>>>
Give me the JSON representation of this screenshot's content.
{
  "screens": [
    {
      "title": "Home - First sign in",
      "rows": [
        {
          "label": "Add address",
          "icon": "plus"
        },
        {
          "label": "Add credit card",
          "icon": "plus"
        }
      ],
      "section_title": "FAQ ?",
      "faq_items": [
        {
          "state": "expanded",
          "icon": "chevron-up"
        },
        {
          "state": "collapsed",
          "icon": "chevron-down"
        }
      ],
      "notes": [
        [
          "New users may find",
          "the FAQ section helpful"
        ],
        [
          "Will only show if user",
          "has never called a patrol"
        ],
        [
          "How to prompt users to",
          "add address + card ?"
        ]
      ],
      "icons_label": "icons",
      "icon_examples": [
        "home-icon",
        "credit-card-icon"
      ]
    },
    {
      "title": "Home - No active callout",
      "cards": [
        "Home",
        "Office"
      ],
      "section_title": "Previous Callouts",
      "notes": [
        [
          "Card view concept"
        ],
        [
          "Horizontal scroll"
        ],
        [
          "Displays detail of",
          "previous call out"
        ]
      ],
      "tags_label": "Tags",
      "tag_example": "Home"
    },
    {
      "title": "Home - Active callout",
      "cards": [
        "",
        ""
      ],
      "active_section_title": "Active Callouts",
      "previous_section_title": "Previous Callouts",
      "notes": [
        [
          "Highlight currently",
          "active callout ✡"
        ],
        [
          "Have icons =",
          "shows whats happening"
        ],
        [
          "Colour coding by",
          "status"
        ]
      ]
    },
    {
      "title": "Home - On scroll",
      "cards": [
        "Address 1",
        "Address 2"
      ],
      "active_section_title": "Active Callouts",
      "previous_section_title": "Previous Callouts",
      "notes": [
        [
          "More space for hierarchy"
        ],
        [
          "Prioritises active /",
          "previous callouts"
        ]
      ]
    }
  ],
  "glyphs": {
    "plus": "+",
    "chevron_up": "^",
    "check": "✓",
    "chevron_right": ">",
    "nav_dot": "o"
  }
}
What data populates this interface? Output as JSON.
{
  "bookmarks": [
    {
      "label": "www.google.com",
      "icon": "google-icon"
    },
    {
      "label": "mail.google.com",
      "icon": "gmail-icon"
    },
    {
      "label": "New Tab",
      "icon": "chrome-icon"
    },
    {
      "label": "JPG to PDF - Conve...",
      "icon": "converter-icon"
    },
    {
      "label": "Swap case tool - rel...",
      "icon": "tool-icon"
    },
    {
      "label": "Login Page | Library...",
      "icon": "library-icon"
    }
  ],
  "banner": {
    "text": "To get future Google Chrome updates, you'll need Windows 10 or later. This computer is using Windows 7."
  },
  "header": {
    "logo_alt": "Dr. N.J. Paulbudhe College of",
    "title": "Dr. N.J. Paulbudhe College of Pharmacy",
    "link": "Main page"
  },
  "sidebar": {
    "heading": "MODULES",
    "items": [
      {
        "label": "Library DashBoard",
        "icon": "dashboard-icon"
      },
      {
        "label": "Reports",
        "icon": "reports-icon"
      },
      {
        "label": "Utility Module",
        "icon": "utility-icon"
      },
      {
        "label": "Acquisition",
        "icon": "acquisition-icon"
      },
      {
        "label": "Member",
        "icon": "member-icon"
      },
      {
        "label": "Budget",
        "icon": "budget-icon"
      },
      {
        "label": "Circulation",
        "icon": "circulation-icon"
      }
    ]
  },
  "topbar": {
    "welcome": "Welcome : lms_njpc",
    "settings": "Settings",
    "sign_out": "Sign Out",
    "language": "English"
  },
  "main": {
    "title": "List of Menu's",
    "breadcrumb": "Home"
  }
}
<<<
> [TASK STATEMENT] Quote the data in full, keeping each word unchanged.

> [TASK RESPONSE]
Give me the JSON representation of this screenshot's content.
{
  "screens": [
    {
      "title": "Home - First sign in",
      "rows": [
        {
          "label": "Add address",
          "icon": "plus"
        },
        {
          "label": "Add credit card",
          "icon": "plus"
        }
      ],
      "section_title": "FAQ ?",
      "faq_items": [
        {
          "state": "expanded",
          "icon": "chevron-up"
        },
        {
          "state": "collapsed",
          "icon": "chevron-down"
        }
      ],
      "notes": [
        [
          "New users may find",
          "the FAQ section helpful"
        ],
        [
          "Will only show if user",
          "has never called a patrol"
        ],
        [
          "How to prompt users to",
          "add address + card ?"
        ]
      ],
      "icons_label": "icons",
      "icon_examples": [
        "home-icon",
        "credit-card-icon"
      ]
    },
    {
      "title": "Home - No active callout",
      "cards": [
        "Home",
        "Office"
      ],
      "section_title": "Previous Callouts",
      "notes": [
        [
          "Card view concept"
        ],
        [
          "Horizontal scroll"
        ],
        [
          "Displays detail of",
          "previous call out"
        ]
      ],
      "tags_label": "Tags",
      "tag_example": "Home"
    },
    {
      "title": "Home - Active callout",
      "cards": [
        "",
        ""
      ],
      "active_section_title": "Active Callouts",
      "previous_section_title": "Previous Callouts",
      "notes": [
        [
          "Highlight currently",
          "active callout ✡"
        ],
        [
          "Have icons =",
          "shows whats happening"
        ],
        [
          "Colour coding by",
          "status"
        ]
      ]
    },
    {
      "title": "Home - On scroll",
      "cards": [
        "Address 1",
        "Address 2"
      ],
      "active_section_title": "Active Callouts",
      "previous_section_title": "Previous Callouts",
      "notes": [
        [
          "More space for hierarchy"
        ],
        [
          "Prioritises active /",
          "previous callouts"
        ]
      ]
    }
  ],
  "glyphs": {
    "plus": "+",
    "chevron_up": "^",
    "check": "✓",
    "chevron_right": ">",
    "nav_dot": "o"
  }
}
What data populates this interface? Output as JSON.
{
  "bookmarks": [
    {
      "label": "www.google.com",
      "icon": "google-icon"
    },
    {
      "label": "mail.google.com",
      "icon": "gmail-icon"
    },
    {
      "label": "New Tab",
      "icon": "chrome-icon"
    },
    {
      "label": "JPG to PDF - Conve...",
      "icon": "converter-icon"
    },
    {
      "label": "Swap case tool - rel...",
      "icon": "tool-icon"
    },
    {
      "label": "Login Page | Library...",
      "icon": "library-icon"
    }
  ],
  "banner": {
    "text": "To get future Google Chrome updates, you'll need Windows 10 or later. This computer is using Windows 7."
  },
  "header": {
    "logo_alt": "Dr. N.J. Paulbudhe College of",
    "title": "Dr. N.J. Paulbudhe College of Pharmacy",
    "link": "Main page"
  },
  "sidebar": {
    "heading": "MODULES",
    "items": [
      {
        "label": "Library DashBoard",
        "icon": "dashboard-icon"
      },
      {
        "label": "Reports",
        "icon": "reports-icon"
      },
      {
        "label": "Utility Module",
        "icon": "utility-icon"
      },
      {
        "label": "Acquisition",
        "icon": "acquisition-icon"
      },
      {
        "label": "Member",
        "icon": "member-icon"
      },
      {
        "label": "Budget",
        "icon": "budget-icon"
      },
      {
        "label": "Circulation",
        "icon": "circulation-icon"
      }
    ]
  },
  "topbar": {
    "welcome": "Welcome : lms_njpc",
    "settings": "Settings",
    "sign_out": "Sign Out",
    "language": "English"
  },
  "main": {
    "title": "List of Menu's",
    "breadcrumb": "Home"
  }
}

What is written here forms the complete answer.